■ Directions for this task ■
Give back the entries verbatim.

Interface dataset entries
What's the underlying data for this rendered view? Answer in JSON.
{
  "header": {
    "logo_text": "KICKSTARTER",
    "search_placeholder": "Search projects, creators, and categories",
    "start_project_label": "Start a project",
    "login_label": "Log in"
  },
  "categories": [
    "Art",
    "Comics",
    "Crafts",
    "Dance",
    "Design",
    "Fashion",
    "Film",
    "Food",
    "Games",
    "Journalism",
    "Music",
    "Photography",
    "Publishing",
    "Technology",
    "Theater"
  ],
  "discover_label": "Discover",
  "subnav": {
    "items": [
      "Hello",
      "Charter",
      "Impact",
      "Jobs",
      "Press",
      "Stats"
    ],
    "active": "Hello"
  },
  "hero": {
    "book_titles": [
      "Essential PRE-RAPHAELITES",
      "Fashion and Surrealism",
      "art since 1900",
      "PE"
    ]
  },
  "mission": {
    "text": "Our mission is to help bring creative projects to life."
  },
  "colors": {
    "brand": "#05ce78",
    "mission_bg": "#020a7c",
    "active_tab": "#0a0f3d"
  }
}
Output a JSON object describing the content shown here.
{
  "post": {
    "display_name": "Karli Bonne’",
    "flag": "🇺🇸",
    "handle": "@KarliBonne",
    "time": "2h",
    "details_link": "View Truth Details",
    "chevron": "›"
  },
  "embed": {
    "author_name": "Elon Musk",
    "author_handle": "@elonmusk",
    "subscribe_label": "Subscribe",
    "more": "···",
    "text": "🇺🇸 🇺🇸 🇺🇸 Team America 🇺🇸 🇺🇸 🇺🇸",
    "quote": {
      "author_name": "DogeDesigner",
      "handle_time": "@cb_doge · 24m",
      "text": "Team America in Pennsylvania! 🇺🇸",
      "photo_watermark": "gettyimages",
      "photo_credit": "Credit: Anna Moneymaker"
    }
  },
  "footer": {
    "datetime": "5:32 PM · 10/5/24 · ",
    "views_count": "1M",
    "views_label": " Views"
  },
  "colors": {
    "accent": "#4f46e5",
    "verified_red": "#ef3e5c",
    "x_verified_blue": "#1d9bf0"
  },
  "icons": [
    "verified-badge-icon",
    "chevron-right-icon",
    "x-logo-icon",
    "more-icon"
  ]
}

■ Reply to the exercise ■
What's the underlying data for this rendered view? Answer in JSON.
{
  "header": {
    "logo_text": "KICKSTARTER",
    "search_placeholder": "Search projects, creators, and categories",
    "start_project_label": "Start a project",
    "login_label": "Log in"
  },
  "categories": [
    "Art",
    "Comics",
    "Crafts",
    "Dance",
    "Design",
    "Fashion",
    "Film",
    "Food",
    "Games",
    "Journalism",
    "Music",
    "Photography",
    "Publishing",
    "Technology",
    "Theater"
  ],
  "discover_label": "Discover",
  "subnav": {
    "items": [
      "Hello",
      "Charter",
      "Impact",
      "Jobs",
      "Press",
      "Stats"
    ],
    "active": "Hello"
  },
  "hero": {
    "book_titles": [
      "Essential PRE-RAPHAELITES",
      "Fashion and Surrealism",
      "art since 1900",
      "PE"
    ]
  },
  "mission": {
    "text": "Our mission is to help bring creative projects to life."
  },
  "colors": {
    "brand": "#05ce78",
    "mission_bg": "#020a7c",
    "active_tab": "#0a0f3d"
  }
}
Output a JSON object describing the content shown here.
{
  "post": {
    "display_name": "Karli Bonne’",
    "flag": "🇺🇸",
    "handle": "@KarliBonne",
    "time": "2h",
    "details_link": "View Truth Details",
    "chevron": "›"
  },
  "embed": {
    "author_name": "Elon Musk",
    "author_handle": "@elonmusk",
    "subscribe_label": "Subscribe",
    "more": "···",
    "text": "🇺🇸 🇺🇸 🇺🇸 Team America 🇺🇸 🇺🇸 🇺🇸",
    "quote": {
      "author_name": "DogeDesigner",
      "handle_time": "@cb_doge · 24m",
      "text": "Team America in Pennsylvania! 🇺🇸",
      "photo_watermark": "gettyimages",
      "photo_credit": "Credit: Anna Moneymaker"
    }
  },
  "footer": {
    "datetime": "5:32 PM · 10/5/24 · ",
    "views_count": "1M",
    "views_label": " Views"
  },
  "colors": {
    "accent": "#4f46e5",
    "verified_red": "#ef3e5c",
    "x_verified_blue": "#1d9bf0"
  },
  "icons": [
    "verified-badge-icon",
    "chevron-right-icon",
    "x-logo-icon",
    "more-icon"
  ]
}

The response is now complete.